▶ **Data listing**
-- Opening Marker --

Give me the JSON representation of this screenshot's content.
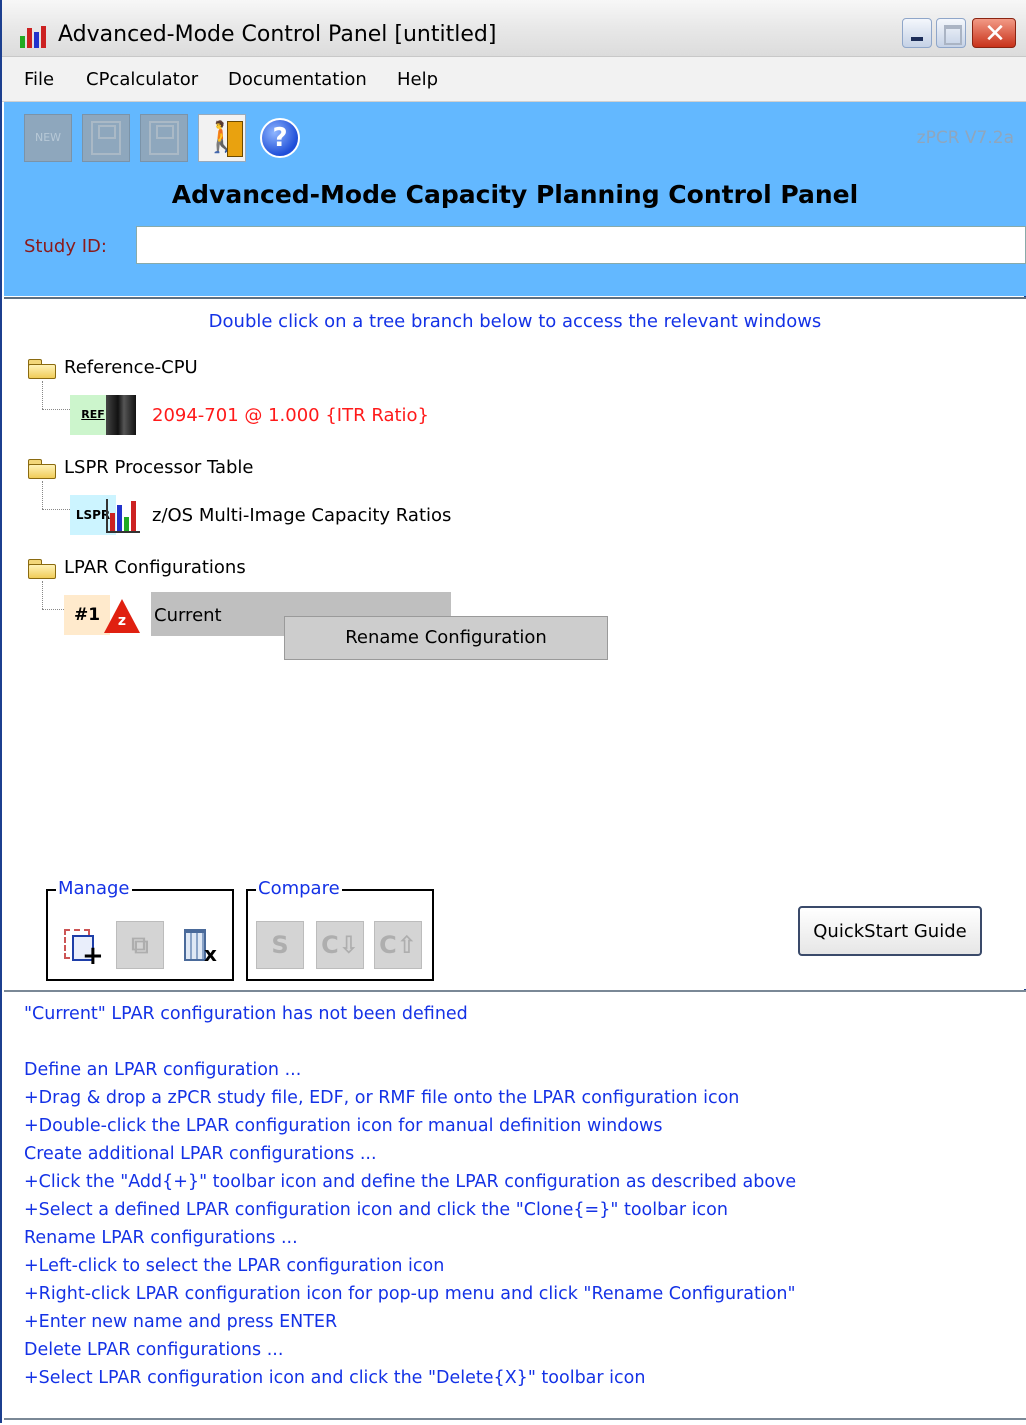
{
  "window": {
    "title": "Advanced-Mode Control Panel [untitled]"
  },
  "menu": [
    "File",
    "CPcalculator",
    "Documentation",
    "Help"
  ],
  "toolbar": {
    "new_label": "NEW",
    "version": "zPCR V7.2a"
  },
  "header": {
    "title": "Advanced-Mode Capacity Planning Control Panel",
    "study_label": "Study ID:",
    "study_value": ""
  },
  "tree": {
    "hint": "Double click on a tree branch below to access the relevant windows",
    "reference_cpu": {
      "label": "Reference-CPU",
      "ref_tag": "REF",
      "value": "2094-701 @ 1.000 {ITR Ratio}"
    },
    "lspr": {
      "label": "LSPR Processor Table",
      "tag": "LSPR",
      "value": "z/OS Multi-Image Capacity Ratios"
    },
    "lpar": {
      "label": "LPAR Configurations",
      "config_number": "#1",
      "config_name": "Current",
      "badge": "z"
    }
  },
  "context_menu": {
    "item": "Rename Configuration"
  },
  "groups": {
    "manage": "Manage",
    "compare": "Compare",
    "compare_buttons": [
      "S",
      "C⇩",
      "C⇧"
    ]
  },
  "quickstart_label": "QuickStart Guide",
  "messages": [
    "\"Current\" LPAR configuration has not been defined",
    "",
    "Define an LPAR configuration ...",
    "   +Drag & drop a zPCR study file, EDF, or RMF file onto the LPAR configuration icon",
    "   +Double-click the LPAR configuration icon for manual definition windows",
    "Create additional LPAR configurations ...",
    "  +Click the \"Add{+}\" toolbar icon and define the LPAR configuration as described above",
    "  +Select a defined LPAR configuration icon and click the \"Clone{=}\" toolbar icon",
    "Rename LPAR configurations ...",
    "  +Left-click to select the LPAR configuration icon",
    "  +Right-click LPAR configuration icon for pop-up menu and click \"Rename Configuration\"",
    "  +Enter new name and press ENTER",
    "Delete LPAR configurations ...",
    "  +Select LPAR configuration icon and click the \"Delete{X}\" toolbar icon"
  ],
  "colors": {
    "header_bg": "#63b8ff",
    "link_blue": "#1432e6",
    "ref_red": "#ff1a1a",
    "study_label": "#8b1a1a"
  }
}
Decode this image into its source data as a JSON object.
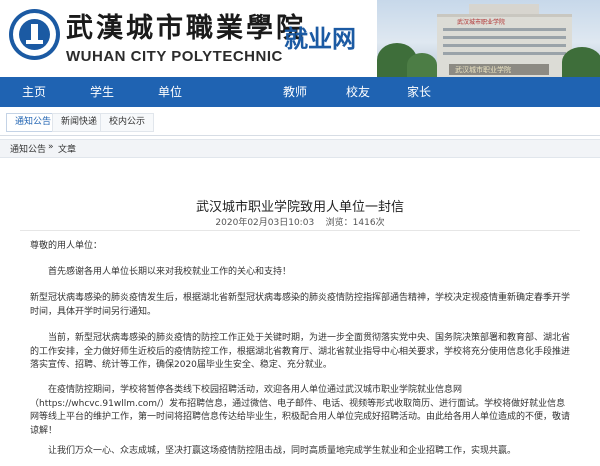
{
  "header": {
    "school_name_cn": "武漢城市職業學院",
    "school_name_en": "WUHAN CITY POLYTECHNIC",
    "site_name": "就业网",
    "banner_sign": "武汉城市职业学院",
    "banner_stone": "武汉城市职业学院"
  },
  "nav": {
    "items": [
      {
        "label": "主页"
      },
      {
        "label": "学生"
      },
      {
        "label": "单位"
      },
      {
        "label": "教师"
      },
      {
        "label": "校友"
      },
      {
        "label": "家长"
      }
    ]
  },
  "subtabs": [
    {
      "label": "通知公告"
    },
    {
      "label": "新闻快递"
    },
    {
      "label": "校内公示"
    }
  ],
  "breadcrumb": {
    "section": "通知公告",
    "separator": "»",
    "current": "文章"
  },
  "article": {
    "title": "武汉城市职业学院致用人单位一封信",
    "date": "2020年02月03日10:03",
    "views_label": "浏览：",
    "views": "1416次",
    "greeting": "尊敬的用人单位：",
    "paragraphs": [
      "首先感谢各用人单位长期以来对我校就业工作的关心和支持！",
      "新型冠状病毒感染的肺炎疫情发生后，根据湖北省新型冠状病毒感染的肺炎疫情防控指挥部通告精神，学校决定视疫情重新确定春季开学时间，具体开学时间另行通知。",
      "当前，新型冠状病毒感染的肺炎疫情的防控工作正处于关键时期，为进一步全面贯彻落实党中央、国务院决策部署和教育部、湖北省的工作安排，全力做好师生近校后的疫情防控工作，根据湖北省教育厅、湖北省就业指导中心相关要求，学校将充分使用信息化手段推进落实宣传、招聘、统计等工作，确保2020届毕业生安全、稳定、充分就业。",
      "在疫情防控期间，学校将暂停各类线下校园招聘活动，欢迎各用人单位通过武汉城市职业学院就业信息网（https://whcvc.91wllm.com/）发布招聘信息，通过微信、电子邮件、电话、视频等形式收取简历、进行面试。学校将做好就业信息网等线上平台的维护工作，第一时间将招聘信息传达给毕业生，积极配合用人单位完成好招聘活动。由此给各用人单位造成的不便，敬请谅解！",
      "让我们万众一心、众志成城，坚决打赢这场疫情防控阻击战，同时高质量地完成学生就业和企业招聘工作，实现共赢。"
    ]
  },
  "colors": {
    "nav_bg": "#1f63b2",
    "brand_blue": "#1b5aa3"
  },
  "icons": {
    "logo": "school-emblem"
  }
}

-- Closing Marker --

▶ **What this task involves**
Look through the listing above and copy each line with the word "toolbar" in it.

▶ **Result of the task**
  "toolbar": {
    "  +Click the \"Add{+}\" toolbar icon and define the LPAR configuration as described above",
    "  +Select a defined LPAR configuration icon and click the \"Clone{=}\" toolbar icon",
    "  +Select LPAR configuration icon and click the \"Delete{X}\" toolbar icon"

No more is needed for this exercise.